One of a golfer’s greatest fears is that he will shank a shot. In fact, when the readers of golfdigest.com were polled about what was the most embarrassing golf shot, shanking came in second to the whiff--which means missing the ball entirely. Luckily, shanks are caused by a combination of swing flaws that are curable.
What is a Shank?
A shank is a shot that flies off the club at an unreal angle, sometimes almost straight right, rather than advancing toward the hole. A golfer dreads shanking the ball because it comes out of nowhere and is a shock to the nervous system. He might have hit normal-looking shots all through the round and then--boom--on the 16th hole he hits a shank. A shank early in a round can shatter the golfer’s confidence from then on.
Why it Happens
A shank occurs when the club strikes the ball on the hosel--the piece that connects the clubhead to the shaft--rather than the clubface. Renowned instructor Butch Harmon explains in golfdigest.com that a shank is caused by hitting the ball with the clubface in an extremely closed position--the toe of the club pointing nearly toward the target at impact. In addition, if the player makes an outside-to inside-swing, it increases the chances of a shank.
Golfers make the erroneous assumption that the ball squirts off to the right because they are striking it with the clubface in too open of a position. Their natural reaction is to close the clubface more on the next swing. That often brings on another shank. The nervousness a shank causes can disrupt the golfer’s swing plane and lead to another shank.
How to Cope
To deal the extreme embarrassment you feel when you hit a shank, remember that it happens to the best golfers in the world. In the 1964 Masters Tournament, Jack Nicklaus--who was the defending champion that year--shanked his tee shot off the 12th hole so wildly that it sailed over the heads of the co-founders of the tournament, golf legend Bobby Jones and Clifford Roberts, who were seated nearby. Another pro golfer recalls shanking three chips in a row the first tournament he played.It doesn’t get more embarrassing for a pro than that.
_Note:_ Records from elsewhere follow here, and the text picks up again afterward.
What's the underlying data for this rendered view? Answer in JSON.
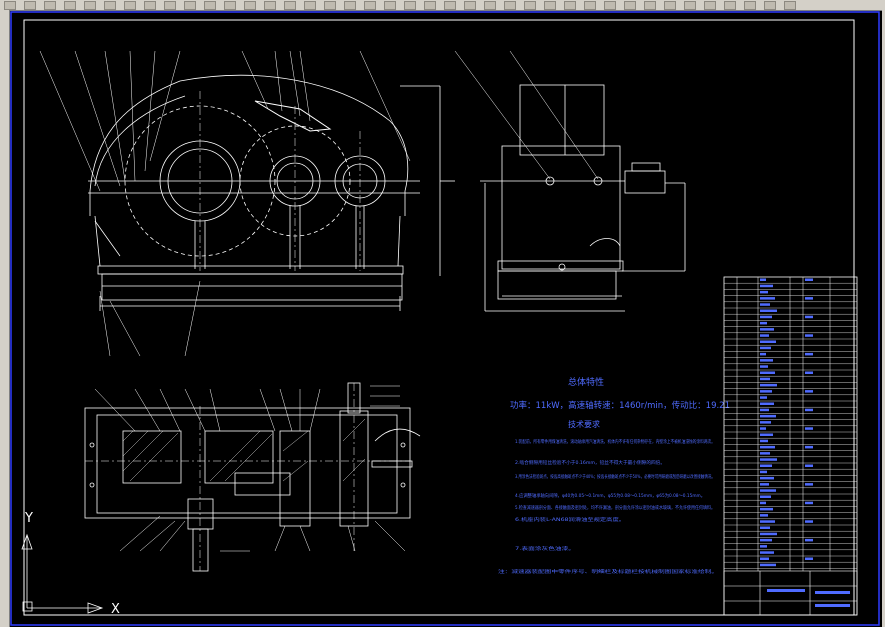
{
  "toolbar": {
    "buttons": 40
  },
  "drawing": {
    "params_title": "总体特性",
    "params_line": "功率：11kW，高速轴转速：1460r/min，传动比：19.21",
    "tech_title": "技术要求",
    "requirements": [
      "1.装配前，所有零件用煤油清洗，滚动轴承用汽油清洗，机体内不许有任何杂物存在，内壁涂上不被机油浸蚀的涂料两次。",
      "2.啮合侧隙用铅丝检验不小于0.16mm，铅丝不得大于最小侧隙的四倍。",
      "3.用涂色法检验斑点，按齿高接触斑点不少于40%；按齿长接触斑点不少于50%，必要时可用研磨或刮后研磨以改善接触情况。",
      "4.应调整轴承轴向间隙，φ40为0.05～0.1mm，φ55为0.08～0.15mm，φ65为0.08～0.15mm。",
      "5.检查减速器剖分面、各接触面及密封处，均不许漏油，剖分面允许涂以密封油或水玻璃，不允许使用任何填料。",
      "6.机座内装L-AN68润滑油至规定高度。",
      "7.表面涂灰色油漆。"
    ],
    "note": "注：减速器装配图中零件序号、明细栏及标题栏按机械制图国家标准绘制。",
    "ucs_y": "Y",
    "ucs_x": "X"
  },
  "colors": {
    "line": "#ffffff",
    "text": "#4f6bff",
    "frame": "#2f3cff",
    "background": "#000000"
  }
}
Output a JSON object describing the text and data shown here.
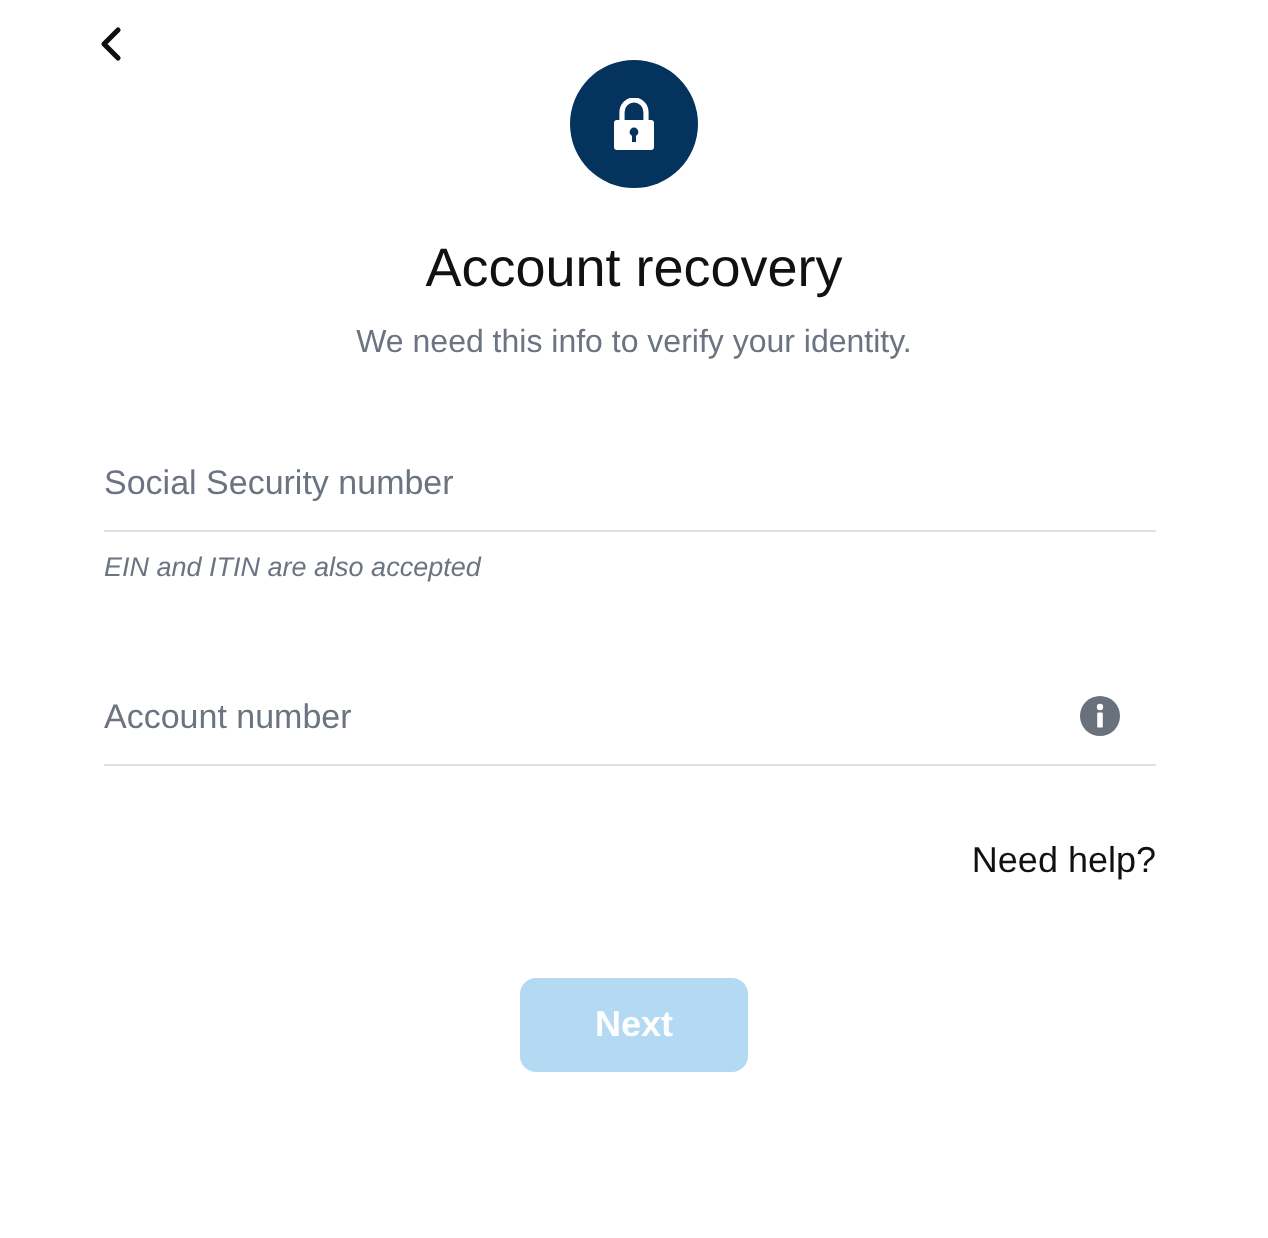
{
  "title": "Account recovery",
  "subtitle": "We need this info to verify your identity.",
  "fields": [
    {
      "placeholder": "Social Security number",
      "hint": "EIN and ITIN are also accepted",
      "info": false
    },
    {
      "placeholder": "Account number",
      "info": true
    }
  ],
  "help_link": "Need help?",
  "next_button": {
    "label": "Next",
    "disabled": true
  }
}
Remembering these pro-level misadventures can help you calm down and laugh it off when you hit a shank rather than letting it ruin your mood and your round.
Cures for the Shank
Butch Harmon recommends a simple drill to train your swing to be shank-proof. Take a headcover and place it on the ground, parallel to your stance, just above the ball. If your swing path is outside to in, with the clubface closed, you will strike the headcover on the downswing. If you don’t, it means you are swinging from the inside and keeping the clubface more open--and you can say good-bye to shanks.